Eat the Strip

Idriss Mediterranean

319 St. Laurent Blvd, Ottawa, ON K1K 2Z5

June 9, 2024 4:44 PM

By: Ameya Charnalia


Idirss Mediterranean is one of those few restaurants that succeed in serving you amazing food all while capturing your imagination and transporting you to a distant land while you slowly slip into a food coma.

My partner and co-writer of the blog Danielle and I went for a lazy Sunday brunch to the St. Laurent Boulevard-based Algerian restaurant after Eat the Strip reader Greg wrote to us last month urging us to try the spot. As far as we know, this is the only Algerian restaurant in Ottawa and we were eager to try the food.

The large seating area is adorned with paintings from across Algeria, prominently featuring markets and produce the country is associated with. The colourful cushions reminded me of my grandmother’s living room and the dim blue lighting and piano music made for a cozy atmosphere. Wafa opened the restaurant around five years ago, shortly before the pandemic. It managed to stay afloat, she told us, because of a dedicated group of loyal patrons who frequent it.

We started our meal with Algerian coffee and mint tea, both consumed in large amounts in households and cafes across the North African country. This worked out splendidly for us as I, the tea drinker, find mint tea from North Africa to be incredibly relaxing and refreshing. Being a coffee drinker, Danielle loved the coffee, which turned out to be infused with orange leaves—a traditional Algerian recipe, Wafa told us, and quickly ordered a second.

For our meal, we ordered the lamb and potato tajine, mhajeb and bourak.

The chicken bourak, quite distinct from its Balkan cousin, was served in a spring-roll type, crispy phyllo. It was fresh, served warm and the gooey, melted cheese and spices paired deliciously with the soft ground chicken.
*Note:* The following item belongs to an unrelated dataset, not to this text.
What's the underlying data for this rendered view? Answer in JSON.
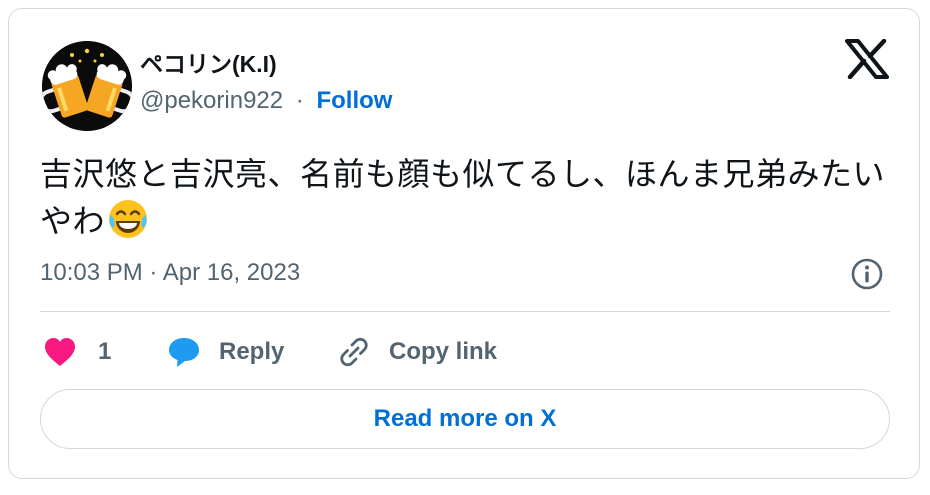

We ordered the spicy variant of mhajeb, which was served with fresh lemon to squeeze over the dish and cut the spice. The glazed sweet onions and tomato provided a subtle Mediterranean flavour and whet our appetite perfectly for what was to come.

The potato tajine is served with a rich sauce, succulent pieces of lamb green peas and, of course, potatoes
The potato tajine is served with a rich sauce, succulent pieces of lamb green peas and, of course, potatoes

The bubbling hot tajine was served hot in the traditional clay pot that gives its name to the dish. When asked to describe its unique flavour, Danielle said, “Picture the best lamb stew you’ve had and then times it by 10.”

The tajine comes with a side of hmiss, which is a traditional Algerian salad made from grilled peppers and tomatoes, chopped, mixed and seasoned with olive oil
The tajine comes with a side of hmiss, which is a traditional Algerian salad made from grilled peppers and tomatoes, chopped, mixed and seasoned with olive oil

I had to agree. While the ingredients may seem simple—featuring lamb, potatoes and peas scooped up with crispy slices of baguette—the dish is rich. Its flavour comes from the unique spice blend that was passed onto Wafa from her mother. Being such a vast and diverse country, Wafa tells us the couscous and tajine she serves at her restaurant are traditional recipes from the centre and south of Algeria, where she was born and urged us to try the couscous next time.

We most certainly will oblige because this was easily one of our favourite food outings in 2024.